Today, around 3.5 billion people will sit down to a meal of something and rice. The “something” will depend on whether it’s Jamaica, Shanghai or Kerala, but rice is one of the world’s constants. It is a staple food for nearly half the globe and provides a fifth of all the calories humanity consumes. It is hard to overstate its importance. And that importance is growing: the world’s population, which swept past seven billion last year, is projected to reach nine billion by 2050. How are we going to feed all those new mouths?
People have been predicting that the global population will outrace our ability to feed it for 200 years. In the 1960s and 1970s, gloomy bestsellers like Paul Ehrlich’s The Population Bomb foretold billions of deaths from starvation, and the collapse of civilisation: “the battle to feed humanity is over”, Ehrlich said.
But the Green Revolution, led by Norman Borlaug, won the battle that Ehrlich said was lost.
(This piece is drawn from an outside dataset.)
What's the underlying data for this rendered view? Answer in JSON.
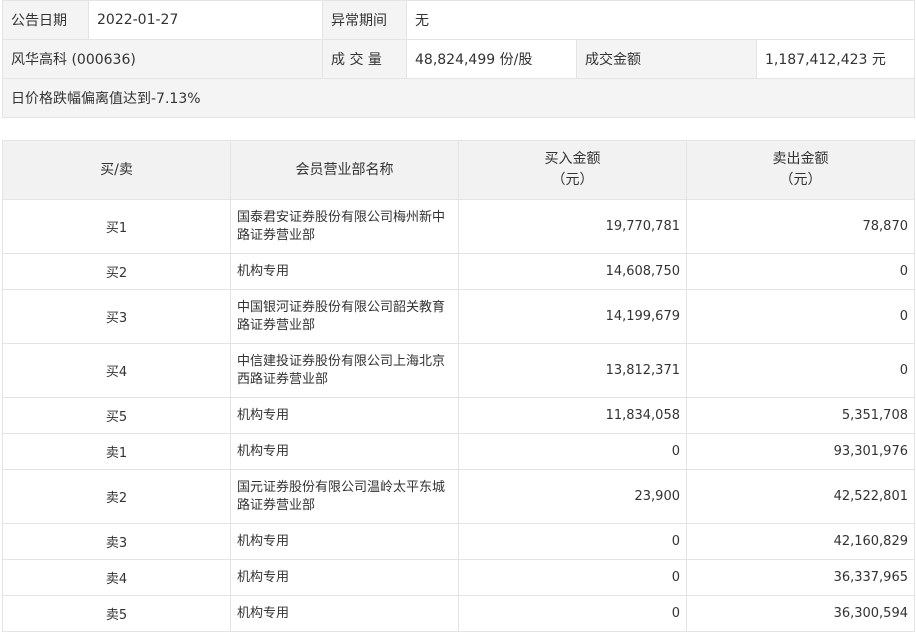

Using techniques borrowed from Gregor Mendel, the father of genetics, he bred a new form of wheat. Its shorter stems broke less easily and wasted less energy in growth; it was disease-resistant and yielded more food. Suddenly, the amount of food available from a hectare of land rocketed. Borlaug’s innovation is credited with saving a billion lives – and the nation of India. No wonder he won a Nobel Peace Prize for his work.
But now, half a century later, we need more. Bill Gates, in his foundation’s annual newsletter, is warning that the crop yields are no longer keeping pace with population growth, and that we need to “prioritise agricultural innovation” if we are to avoid Ehrlich’s predictions. Prof Sophien Kamoun of the Sainsbury Laboratory, a leading plant science research centre near Norwich, agrees: “Right now there are one billion people hungry around the world. In the last 11 years we added a billion people to the planet – that’s the equivalent of China. And we’re going to add another two Chinas in the next 40 years. We need a new Green Revolution.”
His team is one of a number worldwide who are working on precisely that. The Sainsbury Laboratory is a key collaborator on MutMap – a new technique for improving and accelerating the process of breeding which, researchers hope, will build on the Green Revolution. It uses genome sequencing and analysis to show which genes in rice have important effects – stem height, seed size and so on. It’s not conventional transgenic modification, adding a new gene to the plant from another source. It relies on ordinary mutations and selective breeding, the methods used for generations, but with the added power of gene sequencing.
“I’m not saying that MutMap is going to lead to the second Green Revolution,” says Prof Kamoun. “But there is a lot going on now in genomics-enabled breeding, of which MutMap is a part. And all these technologies together, as well as transgenic genetic modification, will lead to a new revolution.”
The technique has already reaped results. In a paper published this month in Nature Biotechnology, the Sainsbury team and Japanese colleagues describe a new strain of semi-dwarf rice, similar to Borlaug’s wheat. Yet even as their research was on going on, a catastrophic earthquake and tsunami hit Japan, swamping and “salt-spoiling” 20,000 hectares of arable land. “Our Japanese collaborators started screening for salt-tolerant mutants,” says Prof Kamoun, “and they already have resistance – it’s really promising.”
It’s not just the growing population that these new technologies can help with. All natural varieties of rice have been bred over hundreds of years in relatively stable climates. If, as expected, the climate starts to change rapidly, those local varieties will become less well adapted, and yields will drop. But MutMap and other genomic breeding techniques may be able to help mitigate that. “There are all kinds of traits that can be looked at: temperature tolerance, drought tolerance. If the c…